1 teaspoon ground nutmeg
1 teaspoon ground allspice
1 teaspoon salt

In a 3.5- to 4-quart slow cooker, combine the pumpkin, onion, apple juice, and brown sugar. Cover and cook on Low for 8 hours, until the pumpkin is very soft.

Stir in the spices and salt and mix well. Press the pumpkin mixture through a metal strainer or food mill to achieve a smooth consistency (you could also purée it in a food processor, if you prefer). Let cool to room temperature and store in the refrigerator in tightly covered containers, where it will keep for several weeks.

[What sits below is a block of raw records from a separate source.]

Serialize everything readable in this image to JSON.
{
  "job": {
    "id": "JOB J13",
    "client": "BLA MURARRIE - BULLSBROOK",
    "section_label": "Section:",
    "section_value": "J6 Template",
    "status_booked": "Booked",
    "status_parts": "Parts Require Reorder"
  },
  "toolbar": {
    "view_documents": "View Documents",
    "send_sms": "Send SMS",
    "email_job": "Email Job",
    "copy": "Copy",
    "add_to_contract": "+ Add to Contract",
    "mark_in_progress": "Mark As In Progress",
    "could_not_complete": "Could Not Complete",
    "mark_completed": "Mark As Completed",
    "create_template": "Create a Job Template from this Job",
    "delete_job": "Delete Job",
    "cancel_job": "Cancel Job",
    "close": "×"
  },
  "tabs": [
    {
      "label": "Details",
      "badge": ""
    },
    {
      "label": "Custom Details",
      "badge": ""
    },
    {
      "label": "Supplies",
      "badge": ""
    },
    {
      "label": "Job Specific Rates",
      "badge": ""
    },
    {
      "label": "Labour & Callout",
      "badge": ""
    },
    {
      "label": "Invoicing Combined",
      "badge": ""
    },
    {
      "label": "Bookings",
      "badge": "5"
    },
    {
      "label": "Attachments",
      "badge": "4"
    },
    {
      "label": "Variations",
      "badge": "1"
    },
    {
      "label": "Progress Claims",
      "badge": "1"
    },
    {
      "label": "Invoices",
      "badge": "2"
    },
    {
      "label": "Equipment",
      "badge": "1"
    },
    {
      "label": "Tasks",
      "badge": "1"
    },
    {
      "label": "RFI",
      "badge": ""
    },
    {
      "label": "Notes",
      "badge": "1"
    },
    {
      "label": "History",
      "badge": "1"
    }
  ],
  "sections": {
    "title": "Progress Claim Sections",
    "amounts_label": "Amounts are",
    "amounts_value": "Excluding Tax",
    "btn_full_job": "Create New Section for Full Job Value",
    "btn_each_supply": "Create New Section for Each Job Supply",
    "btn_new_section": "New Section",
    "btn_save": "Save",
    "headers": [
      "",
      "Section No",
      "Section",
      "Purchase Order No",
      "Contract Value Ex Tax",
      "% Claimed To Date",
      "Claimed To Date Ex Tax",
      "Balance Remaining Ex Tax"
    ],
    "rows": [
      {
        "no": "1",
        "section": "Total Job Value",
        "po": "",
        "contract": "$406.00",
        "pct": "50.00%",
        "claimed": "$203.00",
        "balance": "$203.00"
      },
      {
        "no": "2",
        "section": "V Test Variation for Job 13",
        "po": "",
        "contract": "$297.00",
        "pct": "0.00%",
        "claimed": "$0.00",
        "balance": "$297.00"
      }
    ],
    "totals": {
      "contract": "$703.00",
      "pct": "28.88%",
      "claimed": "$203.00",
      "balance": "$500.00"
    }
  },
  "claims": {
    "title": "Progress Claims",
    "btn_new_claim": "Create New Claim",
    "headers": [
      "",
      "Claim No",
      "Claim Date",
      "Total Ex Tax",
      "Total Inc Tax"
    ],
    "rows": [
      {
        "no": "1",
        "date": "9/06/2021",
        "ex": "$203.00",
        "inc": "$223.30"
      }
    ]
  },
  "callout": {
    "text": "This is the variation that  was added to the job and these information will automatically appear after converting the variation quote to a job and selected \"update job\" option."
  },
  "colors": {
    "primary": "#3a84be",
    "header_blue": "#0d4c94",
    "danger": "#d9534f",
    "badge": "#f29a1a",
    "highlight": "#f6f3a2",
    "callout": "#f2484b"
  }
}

Thanksgiving Squash Casserole
from Erin Dennis

Brown lightly - 5 min:
2 T butter
1 med yellow onion, chopped fine
2 garlic cloves, chopped fine

Bring to a boil:
2 cups heavy cream
2 tsp salt
1/2 tsp black pepper

Add with 1/2 nuts and boil; simmer 10 mins:
2.5 pounds squash (or pumpkin!)
1.5 cups pecans, toasted and chopped

Layer 1/2 cooked veg with 4 ounces of goat cheese, crumbled; top with cheese. (Optional: add spinach or chard in with the layers.)

Bake 45 minutes at 350 until cream is absorbed and top golden.


Maple-Glazed Winter Squash with Garlic and Ginger
from Fresh from the Vegetarian Slow Cooker

2 T olive oil
1 small yellow onion, thinly sliced
2 large garlic cloves, thinly sliced
one 1-inch piece fresh ginger, peeled and thinly sliced
2 T water
1 T tamari or other soy sauce
1 large butternut squash (or pumpkin), halved, seeded, and peeled
1/3 cup pure maple syrup
2 T firmly packed light brown sugar
Salt and pepper

Spread the oil in the bottom of a 3/5- to 4-quart slow cooker. Arrange the onion slices over the oil, followed by the garlic and ginger. Combine the water and tamari and add to the cooker.

Cut the squash into 2-inch chuncks and place them on top of the vegetables in the cooker. Pour the maple syrup over the squash, sprinkle with the brown sugar, and season with salt and pepper.

Cover and cook on Low for 6 hours (or less!) until the squash is soft. Serve hot.

4 comments:

Mom said...

This is an absolutely lovely post. It WAS a fairytale.

Jenni said...

How fantastic!!! I love how you really created a lot of things that people don't think of when it comes to pumpkin!

stephjoyous said...

kudos, the perfect delivery! love the photos and the whole story that goes along with the cooking. makes it interesting and helps me relive your experience.

Jessica said...

pumpkin said.. this is how much you'll lovve me